Extracted material
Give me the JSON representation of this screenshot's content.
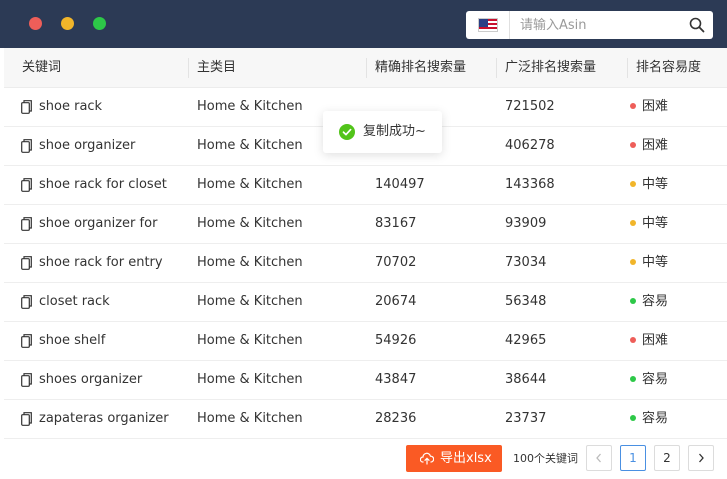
{
  "window": {
    "controls": [
      "close",
      "minimize",
      "zoom"
    ]
  },
  "search": {
    "placeholder": "请输入Asin",
    "value": "",
    "marketplace_flag": "us-flag-icon"
  },
  "table": {
    "columns": [
      "关键词",
      "主类目",
      "精确排名搜索量",
      "广泛排名搜索量",
      "排名容易度"
    ],
    "rows": [
      {
        "keyword": "shoe rack",
        "category": "Home & Kitchen",
        "exact": "",
        "broad": "721502",
        "difficulty": "困难",
        "level": "hard"
      },
      {
        "keyword": "shoe organizer",
        "category": "Home & Kitchen",
        "exact": "",
        "broad": "406278",
        "difficulty": "困难",
        "level": "hard"
      },
      {
        "keyword": "shoe rack for closet",
        "category": "Home & Kitchen",
        "exact": "140497",
        "broad": "143368",
        "difficulty": "中等",
        "level": "medium"
      },
      {
        "keyword": "shoe organizer for",
        "category": "Home & Kitchen",
        "exact": "83167",
        "broad": "93909",
        "difficulty": "中等",
        "level": "medium"
      },
      {
        "keyword": "shoe rack for entry",
        "category": "Home & Kitchen",
        "exact": "70702",
        "broad": "73034",
        "difficulty": "中等",
        "level": "medium"
      },
      {
        "keyword": "closet rack",
        "category": "Home & Kitchen",
        "exact": "20674",
        "broad": "56348",
        "difficulty": "容易",
        "level": "easy"
      },
      {
        "keyword": "shoe shelf",
        "category": "Home & Kitchen",
        "exact": "54926",
        "broad": "42965",
        "difficulty": "困难",
        "level": "hard"
      },
      {
        "keyword": "shoes organizer",
        "category": "Home & Kitchen",
        "exact": "43847",
        "broad": "38644",
        "difficulty": "容易",
        "level": "easy"
      },
      {
        "keyword": "zapateras organizer",
        "category": "Home & Kitchen",
        "exact": "28236",
        "broad": "23737",
        "difficulty": "容易",
        "level": "easy"
      }
    ]
  },
  "difficulty_colors": {
    "hard": "#ee5e59",
    "medium": "#f1b52a",
    "easy": "#2dc848"
  },
  "toast": {
    "message": "复制成功~",
    "color": "#52c41a"
  },
  "footer": {
    "export_label": "导出xlsx",
    "total_label": "100个关键词",
    "pages": [
      "1",
      "2"
    ],
    "current_page": "1"
  },
  "colors": {
    "titlebar": "#2c3a55",
    "accent": "#fa5a24",
    "pagination_active": "#4a90e2"
  }
}
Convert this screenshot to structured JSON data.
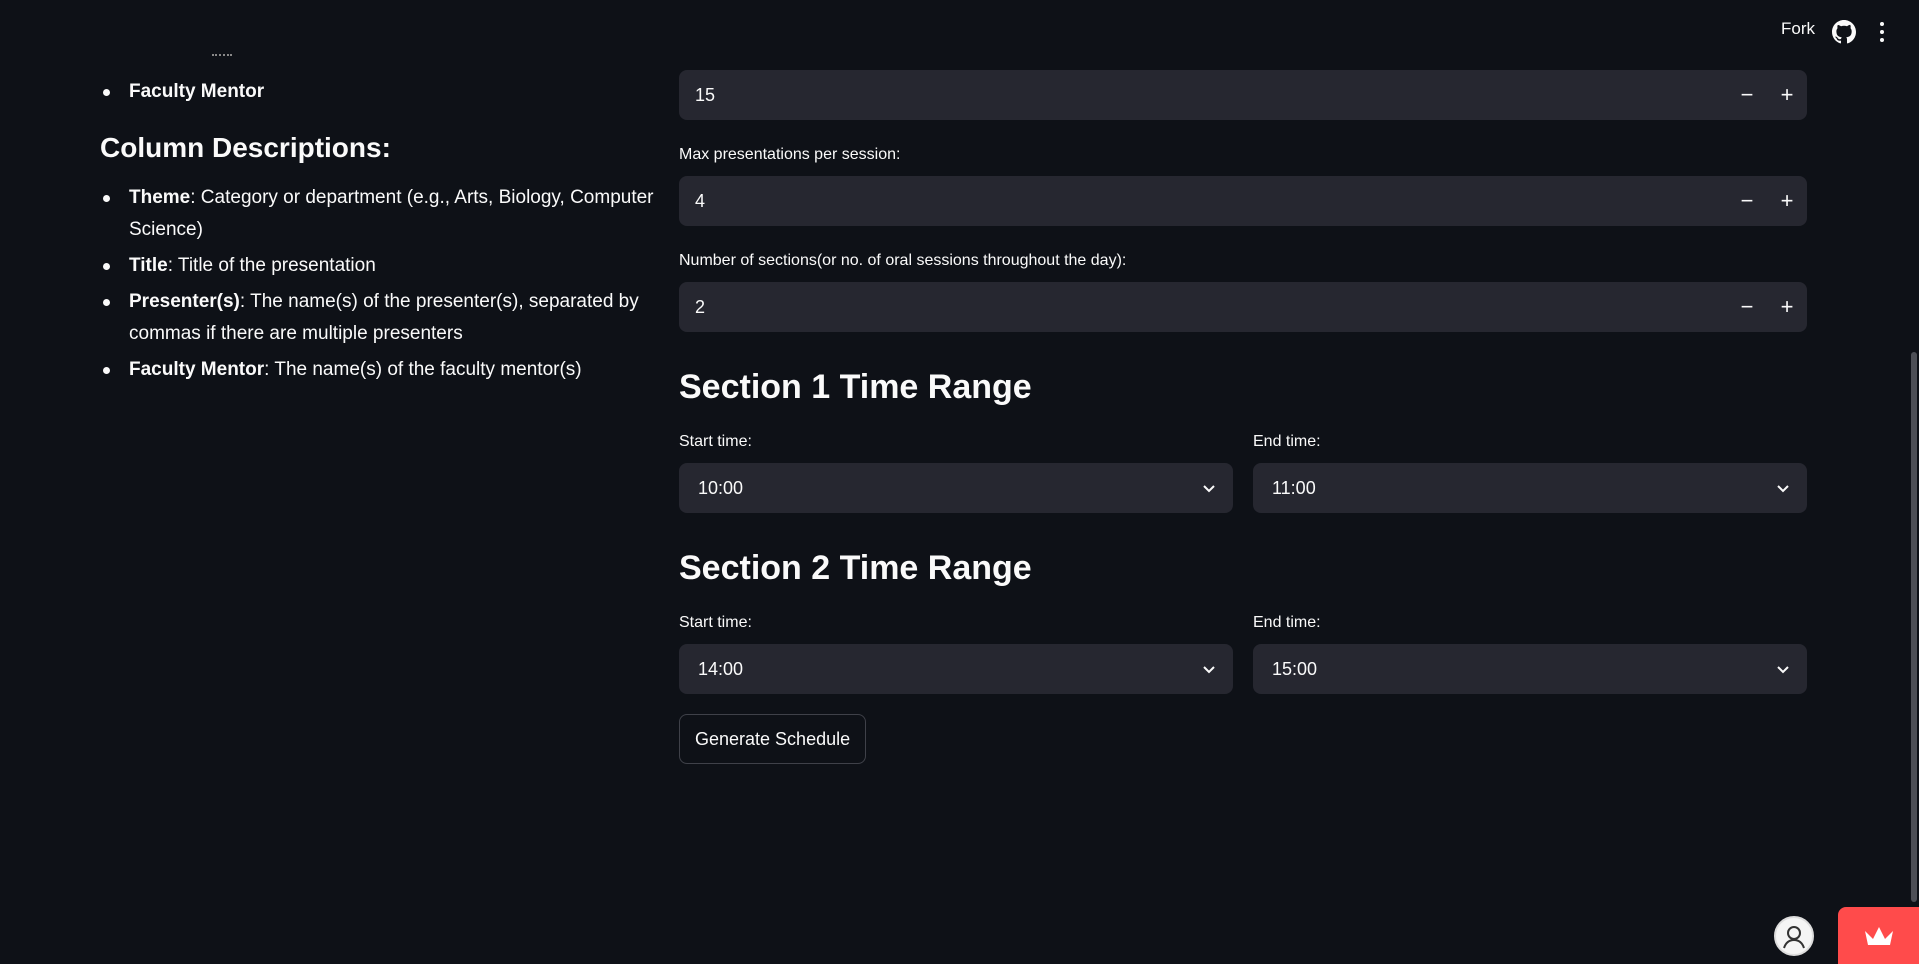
{
  "header": {
    "fork_label": "Fork",
    "github_icon": "github-icon",
    "menu_icon": "kebab-menu-icon"
  },
  "left": {
    "top_list": [
      "Faculty Mentor"
    ],
    "column_heading": "Column Descriptions:",
    "descriptions": [
      {
        "term": "Theme",
        "text": ": Category or department (e.g., Arts, Biology, Computer Science)"
      },
      {
        "term": "Title",
        "text": ": Title of the presentation"
      },
      {
        "term": "Presenter(s)",
        "text": ": The name(s) of the presenter(s), separated by commas if there are multiple presenters"
      },
      {
        "term": "Faculty Mentor",
        "text": ": The name(s) of the faculty mentor(s)"
      }
    ]
  },
  "inputs": {
    "first": {
      "value": "15",
      "minus": "−",
      "plus": "+"
    },
    "max_presentations": {
      "label": "Max presentations per session:",
      "value": "4",
      "minus": "−",
      "plus": "+"
    },
    "num_sections": {
      "label": "Number of sections(or no. of oral sessions throughout the day):",
      "value": "2",
      "minus": "−",
      "plus": "+"
    }
  },
  "sections": [
    {
      "title": "Section 1 Time Range",
      "start_label": "Start time:",
      "start_value": "10:00",
      "end_label": "End time:",
      "end_value": "11:00"
    },
    {
      "title": "Section 2 Time Range",
      "start_label": "Start time:",
      "start_value": "14:00",
      "end_label": "End time:",
      "end_value": "15:00"
    }
  ],
  "generate_button": "Generate Schedule",
  "colors": {
    "background": "#0e1117",
    "input_bg": "#262730",
    "accent": "#ff4b4b"
  }
}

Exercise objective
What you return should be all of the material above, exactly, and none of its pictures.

Written answer
Give me the JSON representation of this screenshot's content.
{
  "window": {
    "controls": [
      "close",
      "minimize",
      "zoom"
    ]
  },
  "search": {
    "placeholder": "请输入Asin",
    "value": "",
    "marketplace_flag": "us-flag-icon"
  },
  "table": {
    "columns": [
      "关键词",
      "主类目",
      "精确排名搜索量",
      "广泛排名搜索量",
      "排名容易度"
    ],
    "rows": [
      {
        "keyword": "shoe rack",
        "category": "Home & Kitchen",
        "exact": "",
        "broad": "721502",
        "difficulty": "困难",
        "level": "hard"
      },
      {
        "keyword": "shoe organizer",
        "category": "Home & Kitchen",
        "exact": "",
        "broad": "406278",
        "difficulty": "困难",
        "level": "hard"
      },
      {
        "keyword": "shoe rack for closet",
        "category": "Home & Kitchen",
        "exact": "140497",
        "broad": "143368",
        "difficulty": "中等",
        "level": "medium"
      },
      {
        "keyword": "shoe organizer for",
        "category": "Home & Kitchen",
        "exact": "83167",
        "broad": "93909",
        "difficulty": "中等",
        "level": "medium"
      },
      {
        "keyword": "shoe rack for entry",
        "category": "Home & Kitchen",
        "exact": "70702",
        "broad": "73034",
        "difficulty": "中等",
        "level": "medium"
      },
      {
        "keyword": "closet rack",
        "category": "Home & Kitchen",
        "exact": "20674",
        "broad": "56348",
        "difficulty": "容易",
        "level": "easy"
      },
      {
        "keyword": "shoe shelf",
        "category": "Home & Kitchen",
        "exact": "54926",
        "broad": "42965",
        "difficulty": "困难",
        "level": "hard"
      },
      {
        "keyword": "shoes organizer",
        "category": "Home & Kitchen",
        "exact": "43847",
        "broad": "38644",
        "difficulty": "容易",
        "level": "easy"
      },
      {
        "keyword": "zapateras organizer",
        "category": "Home & Kitchen",
        "exact": "28236",
        "broad": "23737",
        "difficulty": "容易",
        "level": "easy"
      }
    ]
  },
  "difficulty_colors": {
    "hard": "#ee5e59",
    "medium": "#f1b52a",
    "easy": "#2dc848"
  },
  "toast": {
    "message": "复制成功~",
    "color": "#52c41a"
  },
  "footer": {
    "export_label": "导出xlsx",
    "total_label": "100个关键词",
    "pages": [
      "1",
      "2"
    ],
    "current_page": "1"
  },
  "colors": {
    "titlebar": "#2c3a55",
    "accent": "#fa5a24",
    "pagination_active": "#4a90e2"
  }
}
Convert this screenshot to structured JSON data.
{
  "header": {
    "fork_label": "Fork",
    "github_icon": "github-icon",
    "menu_icon": "kebab-menu-icon"
  },
  "left": {
    "top_list": [
      "Faculty Mentor"
    ],
    "column_heading": "Column Descriptions:",
    "descriptions": [
      {
        "term": "Theme",
        "text": ": Category or department (e.g., Arts, Biology, Computer Science)"
      },
      {
        "term": "Title",
        "text": ": Title of the presentation"
      },
      {
        "term": "Presenter(s)",
        "text": ": The name(s) of the presenter(s), separated by commas if there are multiple presenters"
      },
      {
        "term": "Faculty Mentor",
        "text": ": The name(s) of the faculty mentor(s)"
      }
    ]
  },
  "inputs": {
    "first": {
      "value": "15",
      "minus": "−",
      "plus": "+"
    },
    "max_presentations": {
      "label": "Max presentations per session:",
      "value": "4",
      "minus": "−",
      "plus": "+"
    },
    "num_sections": {
      "label": "Number of sections(or no. of oral sessions throughout the day):",
      "value": "2",
      "minus": "−",
      "plus": "+"
    }
  },
  "sections": [
    {
      "title": "Section 1 Time Range",
      "start_label": "Start time:",
      "start_value": "10:00",
      "end_label": "End time:",
      "end_value": "11:00"
    },
    {
      "title": "Section 2 Time Range",
      "start_label": "Start time:",
      "start_value": "14:00",
      "end_label": "End time:",
      "end_value": "15:00"
    }
  ],
  "generate_button": "Generate Schedule",
  "colors": {
    "background": "#0e1117",
    "input_bg": "#262730",
    "accent": "#ff4b4b"
  }
}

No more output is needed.